(Items from an interface collection)
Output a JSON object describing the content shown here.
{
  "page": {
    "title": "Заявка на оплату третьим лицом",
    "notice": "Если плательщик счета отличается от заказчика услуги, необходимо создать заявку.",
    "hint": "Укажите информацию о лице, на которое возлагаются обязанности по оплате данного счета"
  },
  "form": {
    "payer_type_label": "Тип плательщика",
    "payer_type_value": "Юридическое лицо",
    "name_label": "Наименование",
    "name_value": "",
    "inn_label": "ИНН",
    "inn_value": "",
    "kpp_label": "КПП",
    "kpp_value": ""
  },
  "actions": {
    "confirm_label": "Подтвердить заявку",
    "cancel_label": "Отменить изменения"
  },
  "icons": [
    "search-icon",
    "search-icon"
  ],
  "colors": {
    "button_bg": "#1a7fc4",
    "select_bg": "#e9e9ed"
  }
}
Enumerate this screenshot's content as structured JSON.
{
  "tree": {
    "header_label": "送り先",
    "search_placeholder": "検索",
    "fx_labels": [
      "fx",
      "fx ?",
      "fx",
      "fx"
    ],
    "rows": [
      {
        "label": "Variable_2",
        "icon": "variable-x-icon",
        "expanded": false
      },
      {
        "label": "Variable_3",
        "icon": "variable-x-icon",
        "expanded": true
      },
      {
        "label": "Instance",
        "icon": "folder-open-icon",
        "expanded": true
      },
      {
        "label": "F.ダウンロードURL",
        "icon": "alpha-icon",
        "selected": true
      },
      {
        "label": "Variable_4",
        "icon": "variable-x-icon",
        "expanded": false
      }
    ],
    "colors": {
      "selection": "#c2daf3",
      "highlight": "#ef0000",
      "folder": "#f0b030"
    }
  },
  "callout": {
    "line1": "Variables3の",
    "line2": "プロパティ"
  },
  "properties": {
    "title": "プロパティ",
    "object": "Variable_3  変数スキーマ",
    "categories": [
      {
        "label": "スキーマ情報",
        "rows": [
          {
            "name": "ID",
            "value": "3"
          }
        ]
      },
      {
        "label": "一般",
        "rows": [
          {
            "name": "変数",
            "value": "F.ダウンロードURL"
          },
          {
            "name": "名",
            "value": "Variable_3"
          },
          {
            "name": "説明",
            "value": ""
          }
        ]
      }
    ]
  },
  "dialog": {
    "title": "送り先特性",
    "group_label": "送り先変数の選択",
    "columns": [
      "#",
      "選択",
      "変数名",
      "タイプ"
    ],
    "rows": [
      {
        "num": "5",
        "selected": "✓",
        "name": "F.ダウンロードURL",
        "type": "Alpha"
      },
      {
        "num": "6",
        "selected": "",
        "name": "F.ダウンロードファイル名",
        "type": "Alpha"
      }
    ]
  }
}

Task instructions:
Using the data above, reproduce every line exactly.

Solution to this task:
Output a JSON object describing the content shown here.
{
  "page": {
    "title": "Заявка на оплату третьим лицом",
    "notice": "Если плательщик счета отличается от заказчика услуги, необходимо создать заявку.",
    "hint": "Укажите информацию о лице, на которое возлагаются обязанности по оплате данного счета"
  },
  "form": {
    "payer_type_label": "Тип плательщика",
    "payer_type_value": "Юридическое лицо",
    "name_label": "Наименование",
    "name_value": "",
    "inn_label": "ИНН",
    "inn_value": "",
    "kpp_label": "КПП",
    "kpp_value": ""
  },
  "actions": {
    "confirm_label": "Подтвердить заявку",
    "cancel_label": "Отменить изменения"
  },
  "icons": [
    "search-icon",
    "search-icon"
  ],
  "colors": {
    "button_bg": "#1a7fc4",
    "select_bg": "#e9e9ed"
  }
}
Enumerate this screenshot's content as structured JSON.
{
  "tree": {
    "header_label": "送り先",
    "search_placeholder": "検索",
    "fx_labels": [
      "fx",
      "fx ?",
      "fx",
      "fx"
    ],
    "rows": [
      {
        "label": "Variable_2",
        "icon": "variable-x-icon",
        "expanded": false
      },
      {
        "label": "Variable_3",
        "icon": "variable-x-icon",
        "expanded": true
      },
      {
        "label": "Instance",
        "icon": "folder-open-icon",
        "expanded": true
      },
      {
        "label": "F.ダウンロードURL",
        "icon": "alpha-icon",
        "selected": true
      },
      {
        "label": "Variable_4",
        "icon": "variable-x-icon",
        "expanded": false
      }
    ],
    "colors": {
      "selection": "#c2daf3",
      "highlight": "#ef0000",
      "folder": "#f0b030"
    }
  },
  "callout": {
    "line1": "Variables3の",
    "line2": "プロパティ"
  },
  "properties": {
    "title": "プロパティ",
    "object": "Variable_3  変数スキーマ",
    "categories": [
      {
        "label": "スキーマ情報",
        "rows": [
          {
            "name": "ID",
            "value": "3"
          }
        ]
      },
      {
        "label": "一般",
        "rows": [
          {
            "name": "変数",
            "value": "F.ダウンロードURL"
          },
          {
            "name": "名",
            "value": "Variable_3"
          },
          {
            "name": "説明",
            "value": ""
          }
        ]
      }
    ]
  },
  "dialog": {
    "title": "送り先特性",
    "group_label": "送り先変数の選択",
    "columns": [
      "#",
      "選択",
      "変数名",
      "タイプ"
    ],
    "rows": [
      {
        "num": "5",
        "selected": "✓",
        "name": "F.ダウンロードURL",
        "type": "Alpha"
      },
      {
        "num": "6",
        "selected": "",
        "name": "F.ダウンロードファイル名",
        "type": "Alpha"
      }
    ]
  }
}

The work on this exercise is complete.